The Opioid Response Hub includes an assessment room where staff from partner agencies can have discussions with clients and connect them with appropriate services.
“The assessment room is the shared space that we will continue to leave open for our community partners,” Kightley said.
Located beside the assessment room is the office of the Mobile Support Overdose Resource Team (MSORT), a team of eight people including one paramedic, addictions specialists, and harm reduction specialists who connect with people who have had a recent overdose or are at risk of an overdose.
Next to the MSORT office is the workspace for PARN’s Harm Reduction Works, a long-standing program that helps to distribute harm reduction equipment to the community.
“People can come here of every walk of life and meet with PARN and be able to access drug-use equipment, personal care supplies, condoms, snacks and water, (and) Naloxone,” Kightley said.
The CTS includes an intake space where people can meet with a harm reduction specialist, indicate what substance they are at the CTS to use, and get the equipment they need to prepare and use their drugs.
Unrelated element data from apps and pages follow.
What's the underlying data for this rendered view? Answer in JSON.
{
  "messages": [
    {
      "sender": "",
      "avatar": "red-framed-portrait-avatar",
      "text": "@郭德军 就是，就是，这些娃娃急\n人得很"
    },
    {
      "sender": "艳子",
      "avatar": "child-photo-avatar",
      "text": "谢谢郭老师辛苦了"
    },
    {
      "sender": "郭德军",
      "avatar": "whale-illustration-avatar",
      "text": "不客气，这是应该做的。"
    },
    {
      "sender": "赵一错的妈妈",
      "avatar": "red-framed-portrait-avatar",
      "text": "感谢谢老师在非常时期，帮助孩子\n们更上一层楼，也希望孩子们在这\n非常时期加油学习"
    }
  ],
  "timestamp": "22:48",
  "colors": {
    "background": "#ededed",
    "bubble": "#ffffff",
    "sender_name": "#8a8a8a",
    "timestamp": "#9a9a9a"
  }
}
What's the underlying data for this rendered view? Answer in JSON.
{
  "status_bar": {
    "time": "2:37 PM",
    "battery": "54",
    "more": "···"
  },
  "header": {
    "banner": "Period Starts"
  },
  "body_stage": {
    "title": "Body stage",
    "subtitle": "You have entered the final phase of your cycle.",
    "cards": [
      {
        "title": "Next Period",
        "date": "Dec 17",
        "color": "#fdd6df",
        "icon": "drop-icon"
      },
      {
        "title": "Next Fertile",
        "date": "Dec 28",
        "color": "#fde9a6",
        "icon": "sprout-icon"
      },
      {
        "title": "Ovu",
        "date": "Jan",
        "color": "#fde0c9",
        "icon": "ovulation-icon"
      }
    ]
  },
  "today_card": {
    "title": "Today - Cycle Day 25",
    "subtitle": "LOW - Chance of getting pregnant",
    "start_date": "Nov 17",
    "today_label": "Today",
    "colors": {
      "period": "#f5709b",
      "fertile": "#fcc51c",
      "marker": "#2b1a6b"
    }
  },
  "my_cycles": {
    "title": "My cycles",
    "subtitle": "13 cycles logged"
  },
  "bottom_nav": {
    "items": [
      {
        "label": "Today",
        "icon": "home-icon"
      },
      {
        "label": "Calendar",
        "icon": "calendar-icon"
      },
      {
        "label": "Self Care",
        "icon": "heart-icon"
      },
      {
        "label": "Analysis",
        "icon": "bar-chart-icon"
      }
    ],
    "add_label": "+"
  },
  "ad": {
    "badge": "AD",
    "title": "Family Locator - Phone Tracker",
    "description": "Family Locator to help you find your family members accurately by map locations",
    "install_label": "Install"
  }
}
“You don’t need to provide any identification,” Kightley explained. “You don’t need to provide your first and last name, your date of birth, and a whole bunch of information. It’s very anonymous. We’re using a unique identifier for each person who comes through the door. There’s a lot of anonymity that’s built into this space and there’s a lot of safety about being able to come here and not be identified.”
At that point, the person would be assigned one of the three consumption booths in the CTS, including an accessible booth for people with mobility issues, to use their substances — supervised by a paramedic.
The Health Canada exemption for the Peterborough CTS allows users to consume drugs through injection, orally, or intranasally. Inhalation of drugs through smoking or vaping is currently not permitted due to provincial health regulations.
“We’ve very specifically designed these booths so there is a really great line of sight for our paramedic who will be on site,” Kightley explained. Each booth has a mirror so the paramedic can observe people as they prepare and consume their substances, as well as biohazard bin where the person can discard used equipment.
A key feature of the CTS is a medical room staffed with a registered nurse from the 360 Degree Nurse Practitioner-Led Clinic.
“It isn’t common for the provincial government to fund a full-time registered nurse for a CTS, so we’re super pleased that was included in our funding,” Kightley said. “For 35 hours per week, we have a trained medical professional on site who can look at some of the primary care pieces that individuals who are service users are bringing forward.”
“In our community we see a lot of wound care issues — a lot of untreated physical health and mental health issues — and we know that RN will be pivotal in being able to navigate some of the health services and being to connect people to the primary care services they need.”
The medical room contains a treatment bed, a mobile workstation, medical supplies, and a handwashing sink.
“Really this is a mini clinic where we’re able to offer some supports,” Kightley said.
After people at the CTS consume their drugs, they are welcome (but not required) to stay in a small and open waiting area to see what the affect is on their body.
“Folks can sit down, have a coffee, connect with our staff, be monitored by the paramedic or the nurse on site, and our harm reduction specialists,” Kightley said.
Kightley noted the CTS is a relatively small space with the Opioid Response Hub.
“We will pretty respectful of the privacy of the individuals that are here, and try and create the CTS as a warm bubble within this larger hub of services,” Kightley said.